The next button is for live video Filters, which are applied to your camera and (like Animoji) are visible to all other participants. This includes the same nine filters (Vivid, Dramatic, Silvertone, etc.) Apple has previously made available for the regular iOS camera, along with some additional new filters aimed reducing the self-conscious nature of video chats.
These video-oriented filters include an image-simplifying Comic Book, a smudged Water Color, a minimal line art called Ink, and monochrome versions of the Comic Book and Water Color filters. You can stack these filters on top of other effects, such as an Animoji face.
FaceTime Text and Stickers in Augmented Realty
Additional buttons for Text, Shapes and all of the Stickers that you have installed for use in Messages Apps each let you place various artifacts in your video view using Augmented Reality. You can place a sticker or text label and it maintains its placement in 3D space as your mobile camera moves around. If it gets in the way, you can just drag it out of the view and continue.
As Apple keeps finding new ways to use its Augmented Reality technology, it makes it clear why the company invested in AR: it's an important new 3D interface for moving beyond multitouch (which is inherently 2D taps on the display, even when using the hard press of "3D Touch") in the future.
With iOS devices, AR presents "spacial" 3D controls for navigating a virtual view superimposed upon the real world. This isn't really practical on a Mac, which is too large to carry around as an AR "lens" you look through. Of course, in the other direction it will be even more useful once the ARKit technology on display in iOS is miniaturized into actual lenses you can wear right in front of your eyes. That's a ways off, but is clearly the direction Apple is working toward.

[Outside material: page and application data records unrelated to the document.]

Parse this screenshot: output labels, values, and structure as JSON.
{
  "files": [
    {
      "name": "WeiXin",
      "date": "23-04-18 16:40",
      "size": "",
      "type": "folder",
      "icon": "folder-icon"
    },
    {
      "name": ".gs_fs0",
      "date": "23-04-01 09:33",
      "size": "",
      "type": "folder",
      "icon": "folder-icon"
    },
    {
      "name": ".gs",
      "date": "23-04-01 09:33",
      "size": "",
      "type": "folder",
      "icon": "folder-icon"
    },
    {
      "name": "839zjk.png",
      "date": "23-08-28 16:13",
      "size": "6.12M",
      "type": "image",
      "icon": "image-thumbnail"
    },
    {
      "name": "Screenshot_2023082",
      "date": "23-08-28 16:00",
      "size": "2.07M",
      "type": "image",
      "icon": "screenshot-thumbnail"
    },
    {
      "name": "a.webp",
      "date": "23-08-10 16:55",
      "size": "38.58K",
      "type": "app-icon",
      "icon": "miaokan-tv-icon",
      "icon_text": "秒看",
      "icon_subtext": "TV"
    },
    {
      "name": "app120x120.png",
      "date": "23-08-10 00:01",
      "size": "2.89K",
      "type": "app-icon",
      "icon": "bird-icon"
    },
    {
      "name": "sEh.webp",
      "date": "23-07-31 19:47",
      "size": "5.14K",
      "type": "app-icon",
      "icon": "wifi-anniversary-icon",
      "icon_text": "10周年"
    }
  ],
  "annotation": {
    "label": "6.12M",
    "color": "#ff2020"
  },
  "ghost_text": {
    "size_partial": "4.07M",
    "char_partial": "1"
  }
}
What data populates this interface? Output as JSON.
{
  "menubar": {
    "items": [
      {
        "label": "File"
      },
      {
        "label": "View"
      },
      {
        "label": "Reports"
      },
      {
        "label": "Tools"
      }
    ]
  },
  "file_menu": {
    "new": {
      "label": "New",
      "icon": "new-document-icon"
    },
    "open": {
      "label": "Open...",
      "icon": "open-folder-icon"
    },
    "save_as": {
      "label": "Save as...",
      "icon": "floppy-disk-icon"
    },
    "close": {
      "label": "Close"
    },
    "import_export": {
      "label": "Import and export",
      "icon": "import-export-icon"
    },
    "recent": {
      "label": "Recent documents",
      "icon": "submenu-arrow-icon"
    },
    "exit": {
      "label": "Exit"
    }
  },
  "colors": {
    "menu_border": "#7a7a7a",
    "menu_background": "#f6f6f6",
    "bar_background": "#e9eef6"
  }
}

The new iChat AV
Prior to the first Mac release of FaceTime in 2012, Apple distributed a video-capable iChat app for macOS between 2002-2012, which eventually supported up to three other video participants (depicted below). Apple initially introduced FaceTime on iPhone 4 in 2010, and later brought it (and the iOS Messages app) to the Mac, replacing iChat.
In that shift, Macs lost multiple-user video chat from Apple, but gained the ability to FaceTime with an iOS device. Other companies have provided Mac-compatible video-chat services that support multiple users. Additionally, some of the iOS 12-specific features of the new FaceTime initially debuted on the Mac in iChat, including video filters.
So far, none of the new work Apple has done for Messages on iOS, including Apps, Stickers, Image Filters, and now Animoji, has made its way to the Mac. The macOS version of FaceTime is written in entirely different code and to different frameworks compared to its iOS version, and of course runs on completely different hardware.
iPhone X for Macs
This might change in the future if Apple pursues a strategy of bringing more frameworks from iOS to Mac OS, helping to make its premium Mac desktop system capable of more of the things that it has newly built for the mobile world.
To maintain the interest of its high-end Mac buyers, many of whom are also iPhone X users, Apple could also be expected to deliver new Continuity Camera features that enable face detection (and 3D imaging) on a Mac when used with a TrueDepth iPhone. Essentially: using iPhone as a sophisticated wireless webcam. FaceTime wouldn't even be the most obvious or valuable benefactor of this.
Apple's blockbuster sales of iPhone X hardware (which deployed a TrueDepth camera to millions of users globally) give it a strong edge over other PC makers in delivering a premium electronic camera with unique imaging features that could be used with Macs in many applications, from remotely 3D scanning objects for analysis to modeling and prototyping product designs.
Successive beta releases leading up to the official release of MacOS Mojave and iOS 12 should reveal new details about FaceTime 5.0 and Apple's new move into collaborative video chat, so stay tuned.